• [PROBLEM STATEMENT]:
Your response should reproduce every line of the entries that contains the word "文章来源".

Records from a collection
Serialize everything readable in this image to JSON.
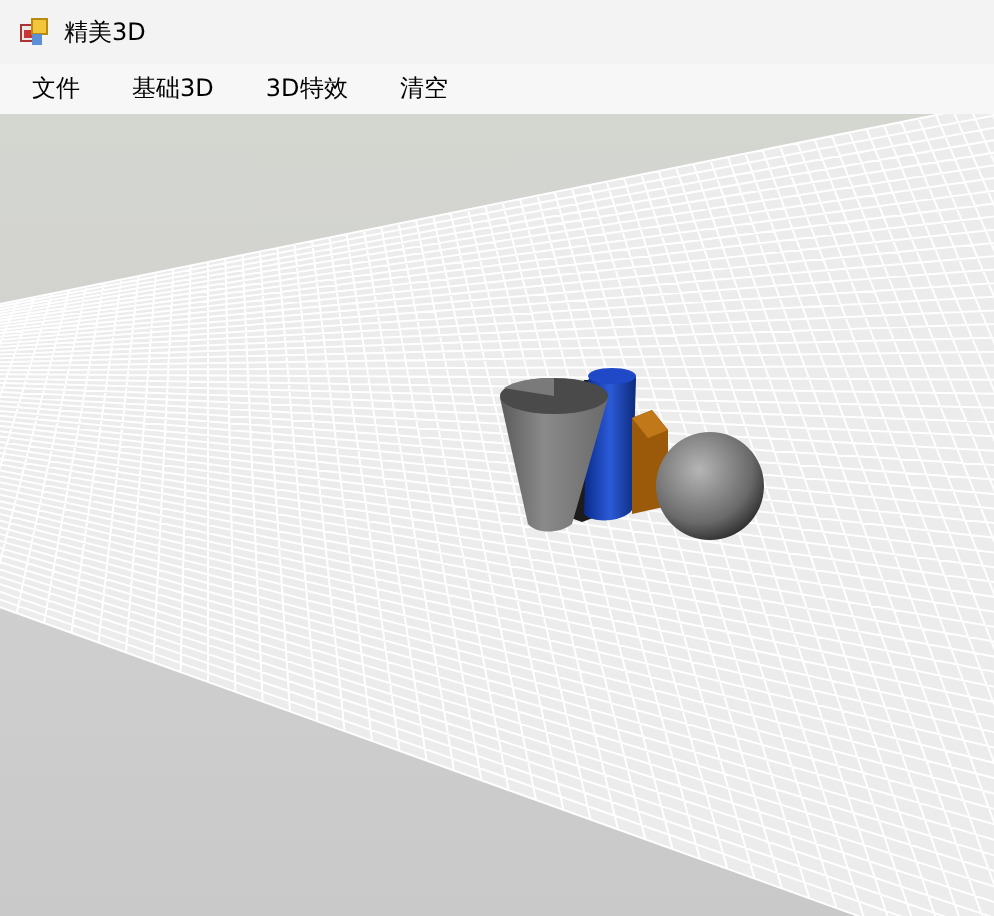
{
  "window": {
    "title": "精美3D"
  },
  "menu": [
    {
      "label": "文件"
    },
    {
      "label": "基础3D"
    },
    {
      "label": "3D特效"
    },
    {
      "label": "清空"
    }
  ]
}
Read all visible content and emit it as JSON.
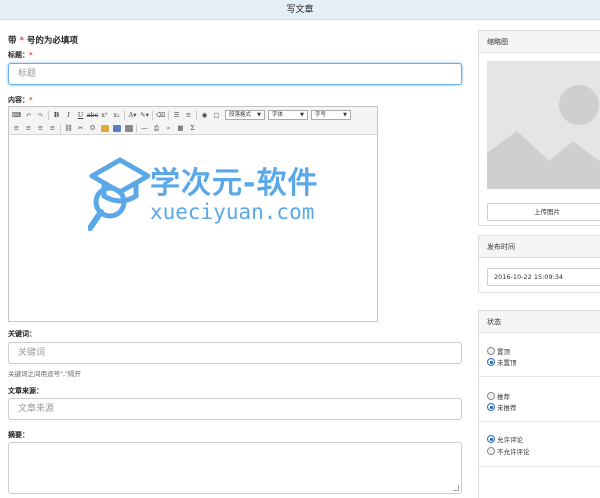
{
  "header": {
    "title": "写文章"
  },
  "form": {
    "note_prefix": "带",
    "note_star": "*",
    "note_suffix": "号的为必填项",
    "title_label": "标题：",
    "title_star": "*",
    "title_placeholder": "标题",
    "content_label": "内容：",
    "content_star": "*",
    "keywords_label": "关键词：",
    "keywords_placeholder": "关键词",
    "keywords_hint": "关键词之间用逗号\",\"隔开",
    "source_label": "文章来源：",
    "source_placeholder": "文章来源",
    "summary_label": "摘要："
  },
  "editor": {
    "paragraph_format": "段落格式",
    "font_family": "字体",
    "font_size": "字号"
  },
  "watermark": {
    "title": "学次元-软件",
    "url": "xueciyuan.com"
  },
  "sidebar": {
    "thumbnail": {
      "title": "缩略图",
      "upload_button": "上传图片"
    },
    "publish": {
      "title": "发布时间",
      "datetime": "2016-10-22 15:09:34"
    },
    "status": {
      "title": "状态",
      "top_on": "置顶",
      "top_off": "未置顶",
      "recommend_on": "推荐",
      "recommend_off": "未推荐",
      "comment_on": "允许评论",
      "comment_off": "不允许评论"
    }
  },
  "colors": {
    "accent": "#5aa8e8",
    "required": "#e0463c",
    "header_bg": "#e4eef7"
  }
}
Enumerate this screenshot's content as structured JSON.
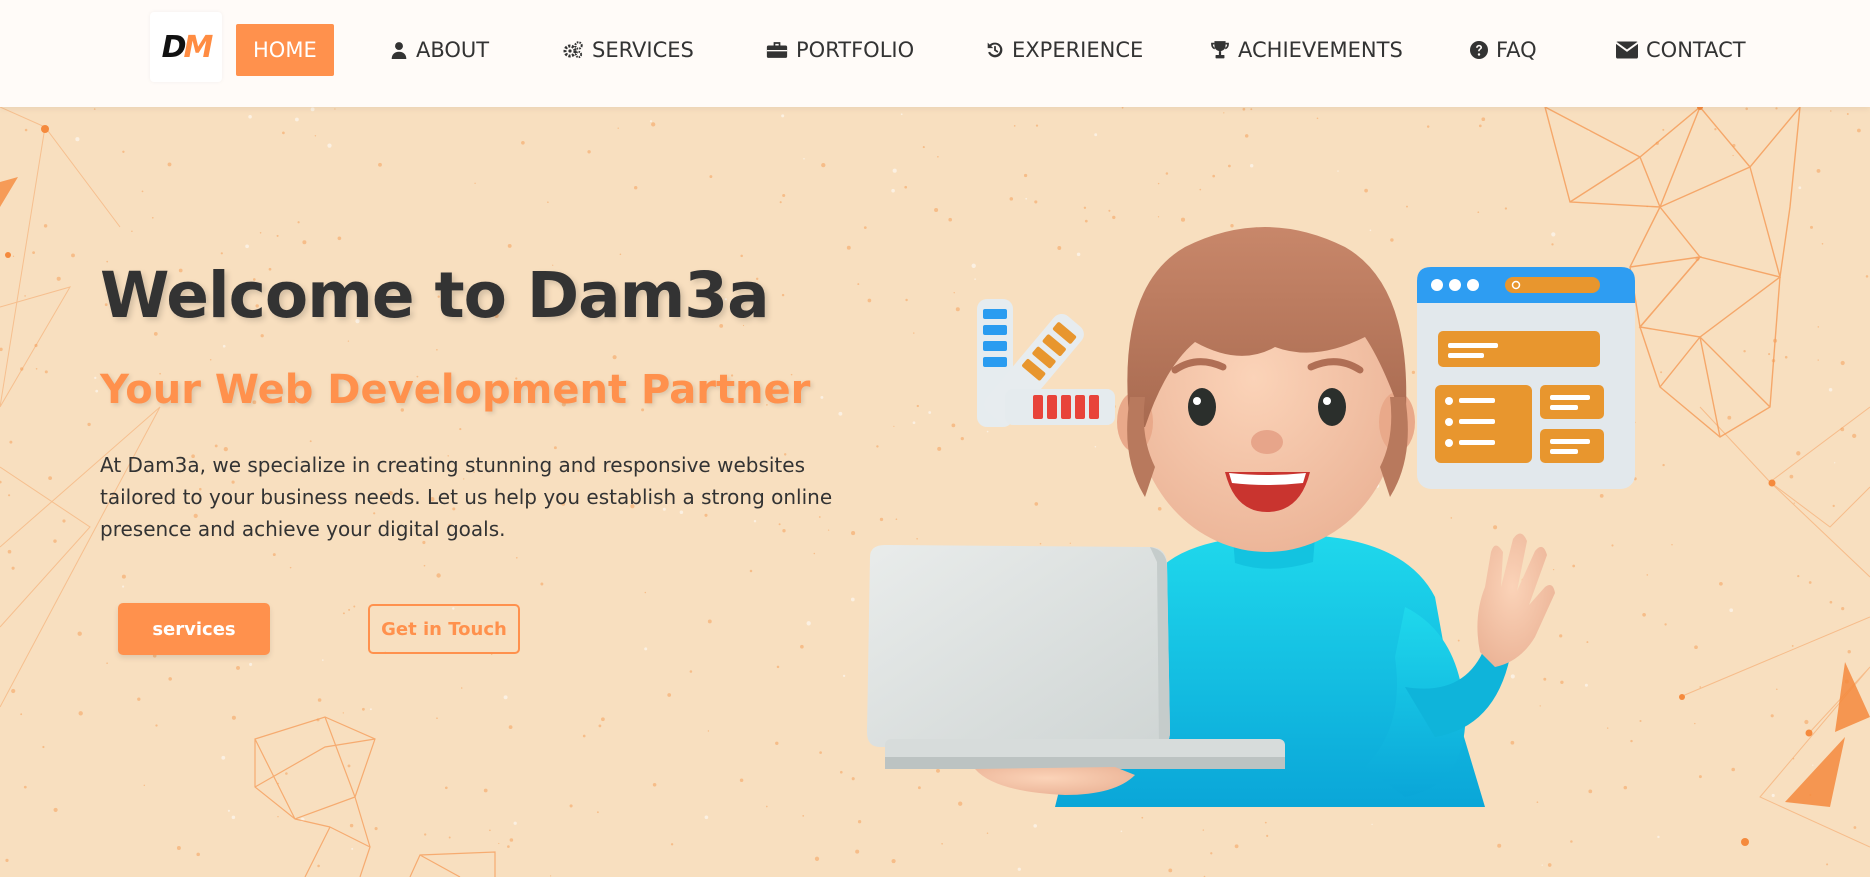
{
  "logo": {
    "text_d": "D",
    "text_m": "M"
  },
  "nav": {
    "items": [
      {
        "label": "HOME",
        "icon": "home",
        "active": true
      },
      {
        "label": "ABOUT",
        "icon": "user-icon"
      },
      {
        "label": "SERVICES",
        "icon": "gears-icon"
      },
      {
        "label": "PORTFOLIO",
        "icon": "briefcase-icon"
      },
      {
        "label": "EXPERIENCE",
        "icon": "history-icon"
      },
      {
        "label": "ACHIEVEMENTS",
        "icon": "trophy-icon"
      },
      {
        "label": "FAQ",
        "icon": "question-circle-icon"
      },
      {
        "label": "CONTACT",
        "icon": "envelope-icon"
      }
    ]
  },
  "hero": {
    "title": "Welcome to Dam3a",
    "subtitle": "Your Web Development Partner",
    "description": "At Dam3a, we specialize in creating stunning and responsive websites tailored to your business needs. Let us help you establish a strong online presence and achieve your digital goals.",
    "primary_button": "services",
    "secondary_button": "Get in Touch"
  },
  "colors": {
    "accent": "#ff914d",
    "background": "#f8dfbf",
    "navbar": "#fffbf8",
    "text": "#333333"
  }
}
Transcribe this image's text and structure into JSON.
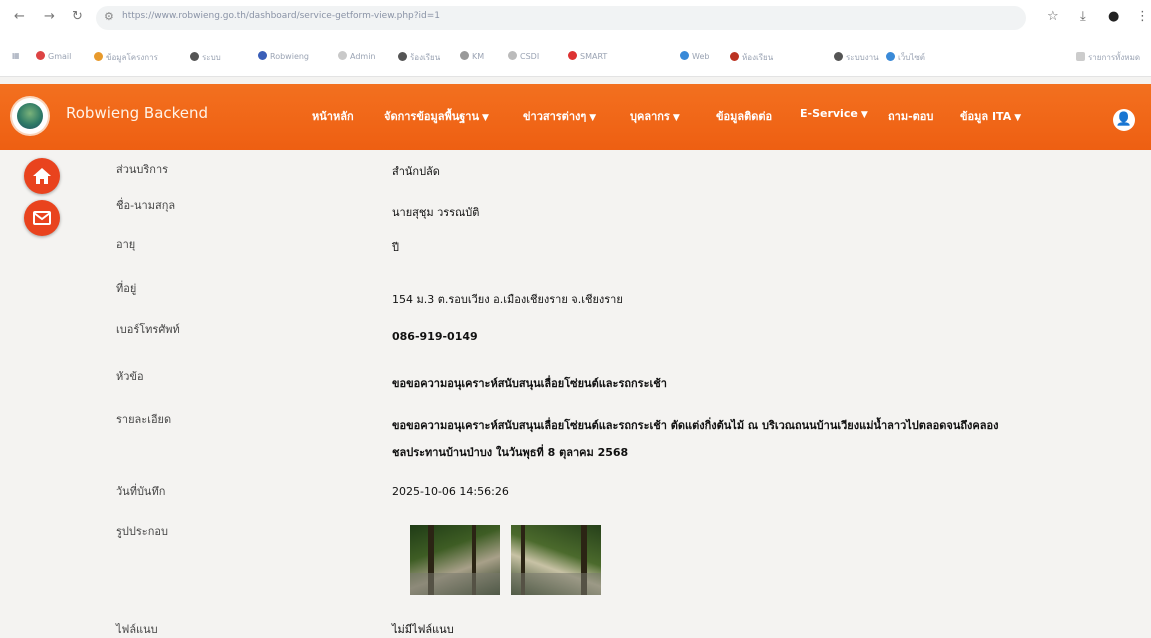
{
  "browser": {
    "url": "https://www.robwieng.go.th/dashboard/service-getform-view.php?id=1",
    "bookmarks": [
      "Gmail",
      "ข้อมูลโครงการ",
      "ระบบ",
      "Robwieng",
      "Admin",
      "ร้องเรียน",
      "KM",
      "CSDI",
      "SMART",
      "Web",
      "ห้องเรียน",
      "ระบบงาน",
      "เว็บไซต์",
      "รายการทั้งหมด"
    ]
  },
  "nav": {
    "brand": "Robwieng Backend",
    "menu": [
      {
        "label": "หน้าหลัก",
        "has_dropdown": false
      },
      {
        "label": "จัดการข้อมูลพื้นฐาน",
        "has_dropdown": true
      },
      {
        "label": "ข่าวสารต่างๆ",
        "has_dropdown": true
      },
      {
        "label": "บุคลากร",
        "has_dropdown": true
      },
      {
        "label": "ข้อมูลติดต่อ",
        "has_dropdown": false
      },
      {
        "label": "E-Service",
        "has_dropdown": true
      },
      {
        "label": "ถาม-ตอบ",
        "has_dropdown": false
      },
      {
        "label": "ข้อมูล ITA",
        "has_dropdown": true
      }
    ],
    "accent": "#ee5f12"
  },
  "details": {
    "office_label": "ส่วนบริการ",
    "office_value": "สำนักปลัด",
    "name_label": "ชื่อ-นามสกุล",
    "name_value": "นายสุชุม วรรณบัติ",
    "age_label": "อายุ",
    "age_value": "ปี",
    "address_label": "ที่อยู่",
    "address_value": "154 ม.3 ต.รอบเวียง อ.เมืองเชียงราย จ.เชียงราย",
    "phone_label": "เบอร์โทรศัพท์",
    "phone_value": "086-919-0149",
    "subject_label": "หัวข้อ",
    "subject_value": "ขอขอความอนุเคราะห์สนับสนุนเลื่อยโซ่ยนต์และรถกระเช้า",
    "detail_label": "รายละเอียด",
    "detail_line1": "ขอขอความอนุเคราะห์สนับสนุนเลื่อยโซ่ยนต์และรถกระเช้า ตัดแต่งกิ่งต้นไม้ ณ บริเวณถนนบ้านเวียงแม่น้ำลาวไปตลอดจนถึงคลอง",
    "detail_line2": "ชลประทานบ้านป่าบง ในวันพุธที่ 8 ตุลาคม 2568",
    "date_label": "วันที่บันทึก",
    "date_value": "2025-10-06 14:56:26",
    "attach_label": "รูปประกอบ",
    "file_label": "ไฟล์แนบ",
    "file_value": "ไม่มีไฟล์แนบ"
  }
}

• [OUTPUT BELOW]:
    "source_label": "文章来源：",
    "source_placeholder": "文章来源",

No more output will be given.